As a nurse, you probably did not receive an annual stipend to support your required continuing education requirements. As a nurse practitioner however, it is far more common to have an annual allotment for this specific purpose. Although negotiating your salary as a new-graduate nurse practitioner may not be as viable an option due to normalized pay practices and wRVU models, it is certainly worth considering your continuing education allotment as fair game for negotiation.
What do I have to do?
If you are newly certified, you will need to plan for a 5-year renewal window for your certification in most cases, and as such, you do have some time to get this all together. The smartest move is to make sure your job skill-specific training is covered as your first order of business (more on that below). Depending on what you do for your NP role, you may find this varies from the training you felt lacking in any portion of your school or perhaps skills you know will afford you additional procedural revenue opportunities. In the general sense, the absolute minimum you will need is 75 hours of continuing education credit each five years, but without additional things such as additional scholarship, additional education, presentations, or precepting, you may require as many as 150 hours in that same period.
A note on state-specific requirements
Many states will have unique requirements also. For example, Illinois requires 80 hours every two years, with 20 of those hours being pharmacology-related content, and 10 hours being specific to opioid prescription and substance abuse education. In addition, there is a one-hour annual training required for sexual harassment education due every year.
Each state has a different requirement and a different timeline, so do your homework on what your unique licensure and state will require. In many instances, the first renewal cycle will not include all these hour requirements due to the varied entry to the cycle, but all licenses after the first renewal are obligate to the full requirement of these hours and content.

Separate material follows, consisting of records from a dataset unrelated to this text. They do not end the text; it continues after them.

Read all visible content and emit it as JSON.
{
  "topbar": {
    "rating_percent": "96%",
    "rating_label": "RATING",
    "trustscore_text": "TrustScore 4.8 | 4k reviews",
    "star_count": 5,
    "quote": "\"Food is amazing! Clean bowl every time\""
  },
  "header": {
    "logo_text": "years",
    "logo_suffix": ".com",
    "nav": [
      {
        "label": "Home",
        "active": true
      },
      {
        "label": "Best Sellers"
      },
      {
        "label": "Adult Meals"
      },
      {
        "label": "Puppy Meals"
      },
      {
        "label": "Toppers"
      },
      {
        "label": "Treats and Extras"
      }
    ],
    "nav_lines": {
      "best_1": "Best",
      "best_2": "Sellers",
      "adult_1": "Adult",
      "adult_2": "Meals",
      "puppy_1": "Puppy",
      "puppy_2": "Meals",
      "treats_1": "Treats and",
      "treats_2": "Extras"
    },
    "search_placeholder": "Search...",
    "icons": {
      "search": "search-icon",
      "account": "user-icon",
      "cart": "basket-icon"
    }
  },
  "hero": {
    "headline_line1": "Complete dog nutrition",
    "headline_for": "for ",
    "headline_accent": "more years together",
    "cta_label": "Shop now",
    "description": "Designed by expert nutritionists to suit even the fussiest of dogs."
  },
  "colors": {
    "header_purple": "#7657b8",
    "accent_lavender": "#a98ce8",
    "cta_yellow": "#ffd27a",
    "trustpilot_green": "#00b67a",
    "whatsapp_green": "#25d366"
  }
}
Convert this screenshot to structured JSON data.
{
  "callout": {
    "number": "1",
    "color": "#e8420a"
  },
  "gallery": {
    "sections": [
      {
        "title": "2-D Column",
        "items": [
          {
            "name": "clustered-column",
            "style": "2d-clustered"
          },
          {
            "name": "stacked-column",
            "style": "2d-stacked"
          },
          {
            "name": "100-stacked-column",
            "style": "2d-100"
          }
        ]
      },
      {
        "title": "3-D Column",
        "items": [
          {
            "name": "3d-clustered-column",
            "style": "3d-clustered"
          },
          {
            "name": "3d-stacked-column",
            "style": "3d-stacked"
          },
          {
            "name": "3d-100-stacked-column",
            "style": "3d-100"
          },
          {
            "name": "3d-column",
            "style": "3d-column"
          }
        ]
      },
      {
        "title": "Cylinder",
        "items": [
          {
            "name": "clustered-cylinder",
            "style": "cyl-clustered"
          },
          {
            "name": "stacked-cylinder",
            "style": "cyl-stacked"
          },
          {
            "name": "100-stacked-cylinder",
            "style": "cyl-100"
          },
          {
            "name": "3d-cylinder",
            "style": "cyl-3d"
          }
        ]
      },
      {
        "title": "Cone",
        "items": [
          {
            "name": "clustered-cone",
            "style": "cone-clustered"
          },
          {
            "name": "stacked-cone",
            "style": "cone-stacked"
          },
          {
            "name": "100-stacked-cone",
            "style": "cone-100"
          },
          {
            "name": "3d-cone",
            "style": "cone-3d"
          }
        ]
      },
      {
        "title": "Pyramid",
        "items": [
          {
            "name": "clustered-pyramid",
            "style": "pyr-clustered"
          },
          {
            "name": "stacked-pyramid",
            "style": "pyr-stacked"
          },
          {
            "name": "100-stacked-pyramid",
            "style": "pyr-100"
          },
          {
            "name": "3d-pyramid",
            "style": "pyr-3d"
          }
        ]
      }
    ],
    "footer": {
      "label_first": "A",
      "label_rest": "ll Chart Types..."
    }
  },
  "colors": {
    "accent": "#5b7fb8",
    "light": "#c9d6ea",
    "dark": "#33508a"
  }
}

What do I want to do?
Now you’ve met the requirements, now you have the opportunity to do all the “fun stuff”. What’s fun to you? Would you like to learn that can make you more valuable? Sometimes this is content that makes you more efficient at work, such as brushing up on x-ray interpretation, EKG interpretation, or lab values. Perhaps this could be learning new procedures such as orthopedic casting and splinting, joint injection and ultrasound use, or perhaps it is cosmetic or aesthetic medicine, or perhaps it is office procedures and more advanced suturing techniques!
Whatever it is for you, spend the time to research what your best options are to help you be more confident in your patient panel. Some nurse practitioners may even choose to go on for specialty training in first assisting to be able to work in the operative setting (if you want to learn more about my path becoming a first assistant, you can read more about it here). Not only does this training benefit your ability to generate revenue in the hospital setting, it allows you to develop a particular skillset which translates beyond one work environment. It is also a one-time cost to become trained as a first assistant and as such, may be a value-add to your employer without having to re-spend your continuing nursing education money each year on this.
How much money is enough?
Back to this question. If you know what your “needs” and “wants” are from the two sections above, you can more adequately answer this question. In most cases, a reasonable sum to meet the hourly requirements for these skills may be anywhere from $2000-5000 per year. More procedural areas may require the higher end of that range, whereas more outpatient settings are likely to be in the lower range. Don’t forget that training which may be more time-intensive will require you to budget more education days or simply take regular vacation days in exchange if the counteroffer does not give you the number of days. Remember this is training you can take with you down the road if you decide the current job is not a long-term fit and your investment is not in vain.
If you want to learn more about how to negotiate, you should probably check out the Interviewing and Negotiating for New NPs.